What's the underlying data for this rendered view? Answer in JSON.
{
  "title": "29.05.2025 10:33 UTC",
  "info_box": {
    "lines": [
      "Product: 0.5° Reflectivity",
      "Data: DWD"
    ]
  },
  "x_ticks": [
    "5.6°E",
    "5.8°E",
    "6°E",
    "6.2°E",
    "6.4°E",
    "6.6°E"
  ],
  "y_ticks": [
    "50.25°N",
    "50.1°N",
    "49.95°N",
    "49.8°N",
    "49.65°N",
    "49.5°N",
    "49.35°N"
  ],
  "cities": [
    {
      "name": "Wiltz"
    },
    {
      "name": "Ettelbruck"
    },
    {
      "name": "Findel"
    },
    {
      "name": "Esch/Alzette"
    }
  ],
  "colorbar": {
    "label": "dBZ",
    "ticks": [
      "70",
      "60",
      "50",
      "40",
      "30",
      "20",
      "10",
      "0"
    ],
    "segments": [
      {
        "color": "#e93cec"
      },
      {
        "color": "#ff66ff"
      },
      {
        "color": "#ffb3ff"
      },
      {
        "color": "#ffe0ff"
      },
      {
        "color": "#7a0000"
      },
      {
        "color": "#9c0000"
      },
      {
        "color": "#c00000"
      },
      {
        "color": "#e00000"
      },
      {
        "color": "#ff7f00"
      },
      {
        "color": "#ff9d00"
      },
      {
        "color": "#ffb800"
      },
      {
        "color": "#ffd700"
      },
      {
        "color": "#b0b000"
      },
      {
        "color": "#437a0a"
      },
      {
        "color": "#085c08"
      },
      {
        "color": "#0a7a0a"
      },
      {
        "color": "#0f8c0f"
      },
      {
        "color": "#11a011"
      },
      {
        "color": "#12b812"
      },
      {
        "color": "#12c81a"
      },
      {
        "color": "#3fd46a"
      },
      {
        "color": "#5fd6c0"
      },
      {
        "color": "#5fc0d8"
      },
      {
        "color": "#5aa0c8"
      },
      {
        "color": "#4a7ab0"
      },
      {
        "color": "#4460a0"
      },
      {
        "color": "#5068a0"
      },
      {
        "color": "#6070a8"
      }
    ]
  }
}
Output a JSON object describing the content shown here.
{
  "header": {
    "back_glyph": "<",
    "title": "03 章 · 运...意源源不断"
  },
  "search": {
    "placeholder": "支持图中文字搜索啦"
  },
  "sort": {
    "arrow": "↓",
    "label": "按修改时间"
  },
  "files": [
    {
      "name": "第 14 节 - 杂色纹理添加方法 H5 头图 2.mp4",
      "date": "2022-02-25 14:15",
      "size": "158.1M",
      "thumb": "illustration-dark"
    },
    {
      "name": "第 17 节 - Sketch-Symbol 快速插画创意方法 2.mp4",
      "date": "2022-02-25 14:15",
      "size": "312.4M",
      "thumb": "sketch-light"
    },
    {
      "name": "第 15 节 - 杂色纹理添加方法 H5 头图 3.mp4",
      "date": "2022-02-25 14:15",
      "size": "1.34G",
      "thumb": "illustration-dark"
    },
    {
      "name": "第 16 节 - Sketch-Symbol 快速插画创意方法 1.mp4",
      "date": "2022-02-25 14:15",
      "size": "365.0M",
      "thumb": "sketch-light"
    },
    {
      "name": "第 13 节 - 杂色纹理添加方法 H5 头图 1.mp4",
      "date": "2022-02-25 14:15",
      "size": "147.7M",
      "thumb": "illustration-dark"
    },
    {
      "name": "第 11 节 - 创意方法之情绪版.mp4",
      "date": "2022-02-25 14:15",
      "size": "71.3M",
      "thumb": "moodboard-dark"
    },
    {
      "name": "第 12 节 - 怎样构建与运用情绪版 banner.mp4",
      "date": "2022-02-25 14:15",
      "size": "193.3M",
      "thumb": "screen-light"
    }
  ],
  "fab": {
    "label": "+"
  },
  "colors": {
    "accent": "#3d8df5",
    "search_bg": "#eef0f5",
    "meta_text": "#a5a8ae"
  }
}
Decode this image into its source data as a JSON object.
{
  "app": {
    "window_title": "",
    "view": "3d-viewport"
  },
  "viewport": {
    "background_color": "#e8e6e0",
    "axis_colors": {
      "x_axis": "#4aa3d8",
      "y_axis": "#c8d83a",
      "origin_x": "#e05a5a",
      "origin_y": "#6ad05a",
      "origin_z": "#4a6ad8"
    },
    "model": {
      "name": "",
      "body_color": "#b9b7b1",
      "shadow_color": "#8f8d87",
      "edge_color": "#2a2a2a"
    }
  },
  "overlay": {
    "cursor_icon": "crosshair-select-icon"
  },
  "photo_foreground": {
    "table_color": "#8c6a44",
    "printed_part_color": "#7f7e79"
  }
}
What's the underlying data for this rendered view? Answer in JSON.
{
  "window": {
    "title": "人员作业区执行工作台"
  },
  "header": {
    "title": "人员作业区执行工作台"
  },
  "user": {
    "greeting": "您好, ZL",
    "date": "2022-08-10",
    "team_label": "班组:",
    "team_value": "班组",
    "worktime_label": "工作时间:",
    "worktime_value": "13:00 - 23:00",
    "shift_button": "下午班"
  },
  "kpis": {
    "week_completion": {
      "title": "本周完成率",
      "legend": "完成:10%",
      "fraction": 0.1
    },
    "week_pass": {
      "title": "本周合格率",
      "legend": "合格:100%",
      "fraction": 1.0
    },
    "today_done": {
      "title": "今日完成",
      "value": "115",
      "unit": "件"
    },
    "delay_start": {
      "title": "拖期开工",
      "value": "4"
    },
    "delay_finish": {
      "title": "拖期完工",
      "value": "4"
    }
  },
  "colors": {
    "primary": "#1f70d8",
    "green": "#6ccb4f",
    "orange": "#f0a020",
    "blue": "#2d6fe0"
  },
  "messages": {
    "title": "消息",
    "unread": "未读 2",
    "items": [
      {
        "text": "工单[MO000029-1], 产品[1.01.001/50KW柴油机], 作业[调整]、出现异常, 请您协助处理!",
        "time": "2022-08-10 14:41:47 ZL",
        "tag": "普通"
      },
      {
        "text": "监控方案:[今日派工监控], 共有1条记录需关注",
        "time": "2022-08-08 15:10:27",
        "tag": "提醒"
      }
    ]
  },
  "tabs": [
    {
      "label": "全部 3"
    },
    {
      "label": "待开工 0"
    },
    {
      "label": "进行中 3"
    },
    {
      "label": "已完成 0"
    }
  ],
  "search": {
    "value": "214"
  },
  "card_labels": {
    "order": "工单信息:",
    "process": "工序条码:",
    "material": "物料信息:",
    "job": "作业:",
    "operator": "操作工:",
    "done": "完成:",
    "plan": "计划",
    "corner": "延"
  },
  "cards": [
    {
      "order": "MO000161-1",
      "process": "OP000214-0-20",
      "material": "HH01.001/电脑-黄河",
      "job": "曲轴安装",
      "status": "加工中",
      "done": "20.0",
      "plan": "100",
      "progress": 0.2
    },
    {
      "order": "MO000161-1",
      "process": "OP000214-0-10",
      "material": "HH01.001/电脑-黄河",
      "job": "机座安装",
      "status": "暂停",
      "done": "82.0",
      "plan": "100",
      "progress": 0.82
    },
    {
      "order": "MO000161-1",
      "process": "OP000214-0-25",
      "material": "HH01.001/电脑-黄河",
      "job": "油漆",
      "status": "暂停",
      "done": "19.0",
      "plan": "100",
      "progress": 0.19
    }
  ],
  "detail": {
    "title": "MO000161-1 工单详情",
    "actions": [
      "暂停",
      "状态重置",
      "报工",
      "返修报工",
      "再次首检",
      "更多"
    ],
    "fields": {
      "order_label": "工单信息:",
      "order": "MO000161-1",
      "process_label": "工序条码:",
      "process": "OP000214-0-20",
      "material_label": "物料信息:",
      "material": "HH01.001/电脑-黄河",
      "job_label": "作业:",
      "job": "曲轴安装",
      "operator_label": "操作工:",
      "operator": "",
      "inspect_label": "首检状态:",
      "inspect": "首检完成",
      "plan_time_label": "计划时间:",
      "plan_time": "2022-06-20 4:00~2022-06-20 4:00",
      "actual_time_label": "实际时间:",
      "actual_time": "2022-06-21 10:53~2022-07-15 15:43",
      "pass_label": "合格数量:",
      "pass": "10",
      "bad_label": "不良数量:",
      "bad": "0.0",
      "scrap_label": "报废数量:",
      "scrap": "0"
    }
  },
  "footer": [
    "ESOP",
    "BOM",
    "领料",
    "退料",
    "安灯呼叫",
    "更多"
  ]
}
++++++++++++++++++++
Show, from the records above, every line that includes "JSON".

What's the underlying data for this rendered view? Answer in JSON.
Output a JSON object describing the content shown here.
Decode this image into its source data as a JSON object.
What's the underlying data for this rendered view? Answer in JSON.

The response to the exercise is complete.